Sog.: dall’omonimo spettacolo di Ariane Mnouchkine. Scen.: Ariane Mnouchkine. F.: Michel Lebon, Jean-Paul Meurisse, Bernard Zitzermann. M.: Françoise Belloux, Frédérique Mathieu, Françoise Clausse. Mus.: Michel Derouin. Int.: Théâtre du Soleil (Jean-Claude Bourbault, Philippe Caubère, Joséphine Derenne, Nicole Félix, Mario Gonzales, Louba Guertchikoff, Maxime Lombard, René Patrignani, Geneviève Rey-Penchenat, Jonathan Sutton). Prod.: Alexandre Mnouchkine, Georges Dancigers per Les Films Ariane. DCP. D.: 155’. Col.
The film displays the same characteristics as the play on which it is based, which is to say a reliance on a materialist conception of history (the representation of class conflict and the dual nature of the historical role played by the bourgeoisie in 1789) together with the use of traditional, popular forms of entertainment (barkers, acrobats, jugglers, farce and the mixing of genres and techniques, particularly in the use of puppets, dancers, circus announcers and the direct address of the audience…).
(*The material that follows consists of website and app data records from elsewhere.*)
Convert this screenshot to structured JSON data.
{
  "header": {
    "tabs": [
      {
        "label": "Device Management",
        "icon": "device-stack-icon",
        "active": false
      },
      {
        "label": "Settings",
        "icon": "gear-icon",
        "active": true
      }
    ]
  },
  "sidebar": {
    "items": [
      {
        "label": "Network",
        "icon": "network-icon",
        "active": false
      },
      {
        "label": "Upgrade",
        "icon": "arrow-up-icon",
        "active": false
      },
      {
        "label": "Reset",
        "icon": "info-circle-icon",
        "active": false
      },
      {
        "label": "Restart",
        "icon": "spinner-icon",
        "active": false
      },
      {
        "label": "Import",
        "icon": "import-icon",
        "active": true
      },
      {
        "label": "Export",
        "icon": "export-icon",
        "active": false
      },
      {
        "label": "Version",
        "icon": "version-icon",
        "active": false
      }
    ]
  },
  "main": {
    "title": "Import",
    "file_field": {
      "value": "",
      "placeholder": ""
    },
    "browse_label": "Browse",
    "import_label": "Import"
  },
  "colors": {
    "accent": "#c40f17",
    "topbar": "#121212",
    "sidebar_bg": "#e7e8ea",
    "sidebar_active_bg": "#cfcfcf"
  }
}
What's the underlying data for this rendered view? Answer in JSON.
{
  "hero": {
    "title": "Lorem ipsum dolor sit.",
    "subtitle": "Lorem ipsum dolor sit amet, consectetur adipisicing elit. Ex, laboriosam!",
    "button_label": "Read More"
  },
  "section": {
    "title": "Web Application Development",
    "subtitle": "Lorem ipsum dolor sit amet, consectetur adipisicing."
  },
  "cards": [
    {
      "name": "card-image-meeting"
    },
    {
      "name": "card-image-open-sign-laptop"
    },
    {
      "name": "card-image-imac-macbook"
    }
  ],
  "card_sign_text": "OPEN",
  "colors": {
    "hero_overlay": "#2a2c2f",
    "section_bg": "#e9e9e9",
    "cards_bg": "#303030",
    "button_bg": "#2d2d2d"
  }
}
The film is faithful to the essential characteristics of the play, including the way in which it establishes a relationship between the actors and spectators. The theatrical staging devices employed are important in this regard and were conceived with this effect in mind. It is these characteristics carried over from the original work which prevent the film from being mere filmed theatre. The film faithfully follows the structure of the play and there are even scenes which replicate the form and effect of their theatrical equivalent; as, for example, when a handful of actors narrates the taking of the Bastille to small groups of spectators.
The film also allows us to glimpse backstage and strengthens the didactic intent of the original without a hint of smugness. The documentary approach is thus applied equally to its use of the theatre and to the explanation of History by means of a staged show.
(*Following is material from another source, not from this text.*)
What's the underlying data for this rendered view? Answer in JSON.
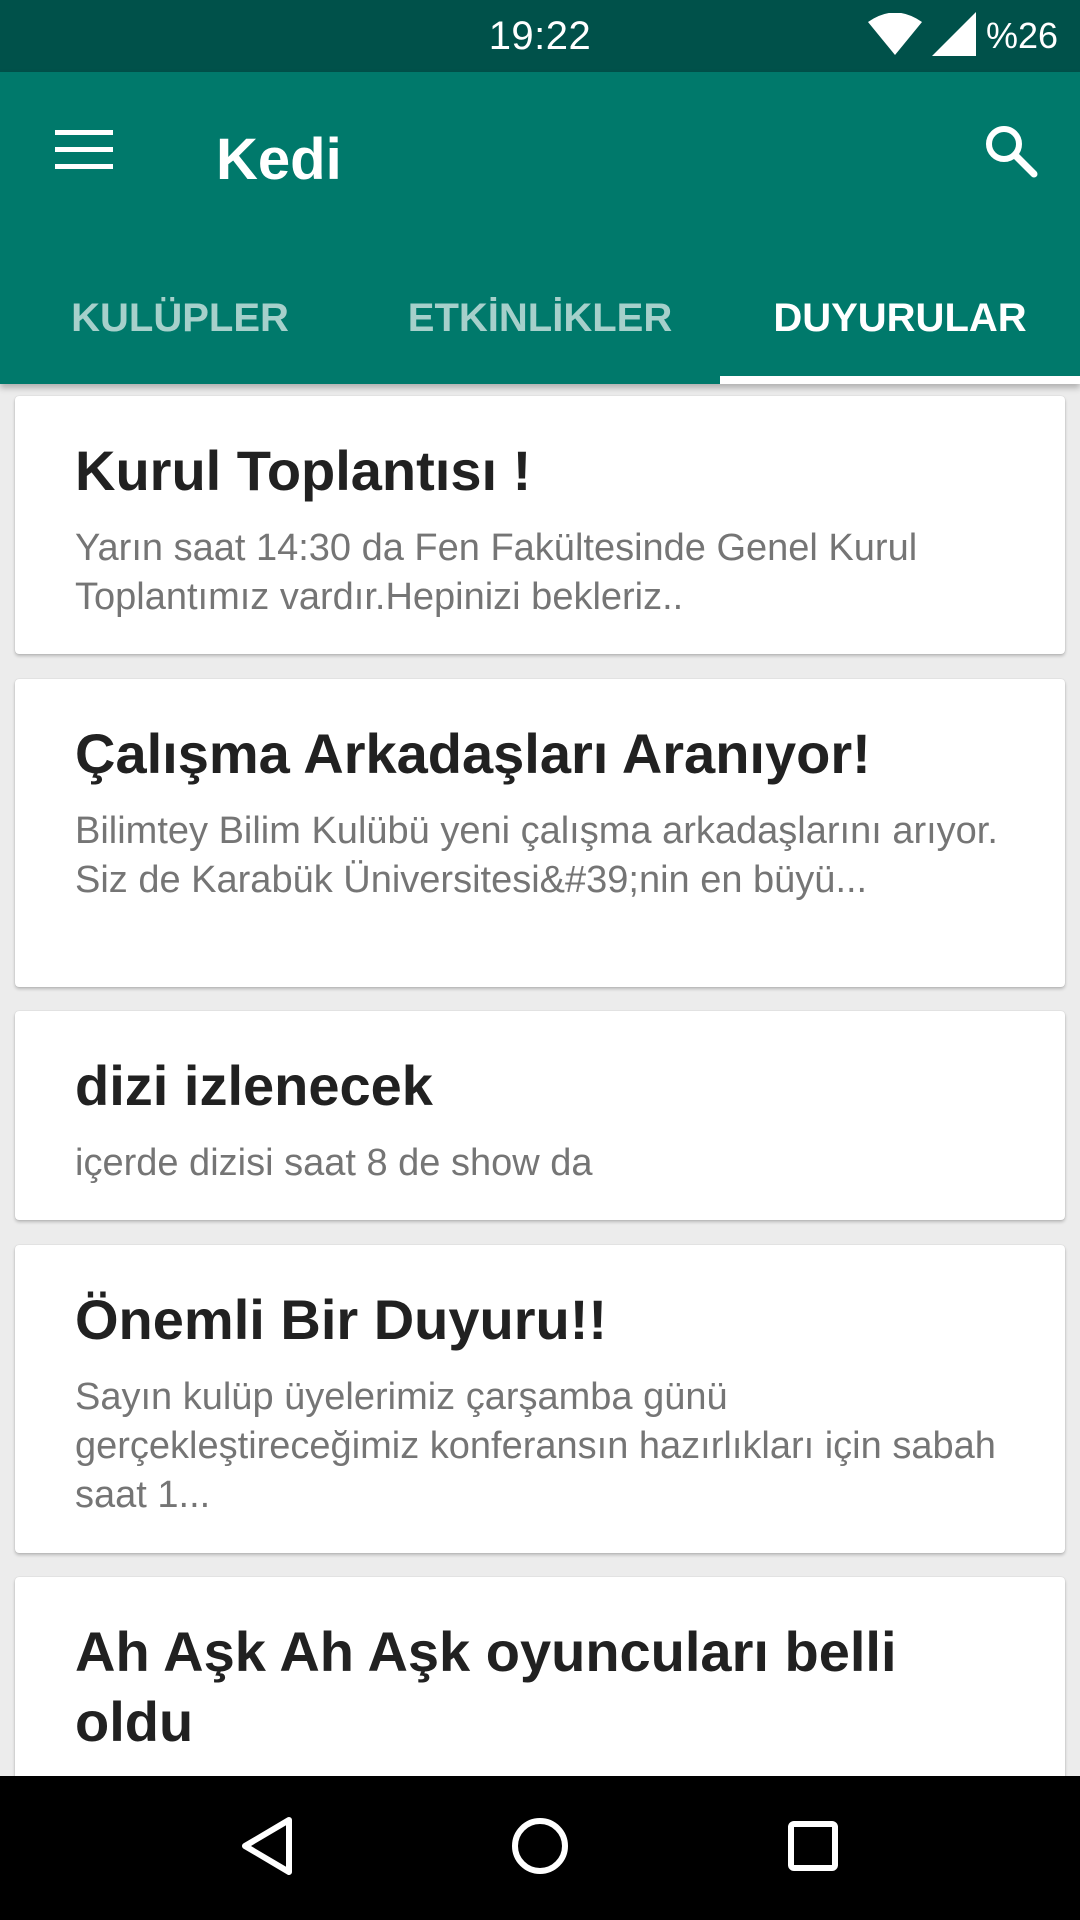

Under difficult working conditions, given that the necessary funds were only obtained in time for the very last performances, the cameramen, editors, sound recordists and, naturally, Ariane Mnouchkine managed to produce an extremely faithful work. Errors are kept to an absolute minimum: the opening sequences begin slowly; the camera occasionally approaches a face for a close-up, revealing makeup that was only supposed to be seen at a distance (although perhaps here the mistake contributes an element of truth?)… But these are minor criticisms: 1789 is a milestone, and for 80% of the time, remains a film of great interest.
Daniel Sauvaget, “La Revue du cinéma – Image et Son”, n. 288-289, October 1974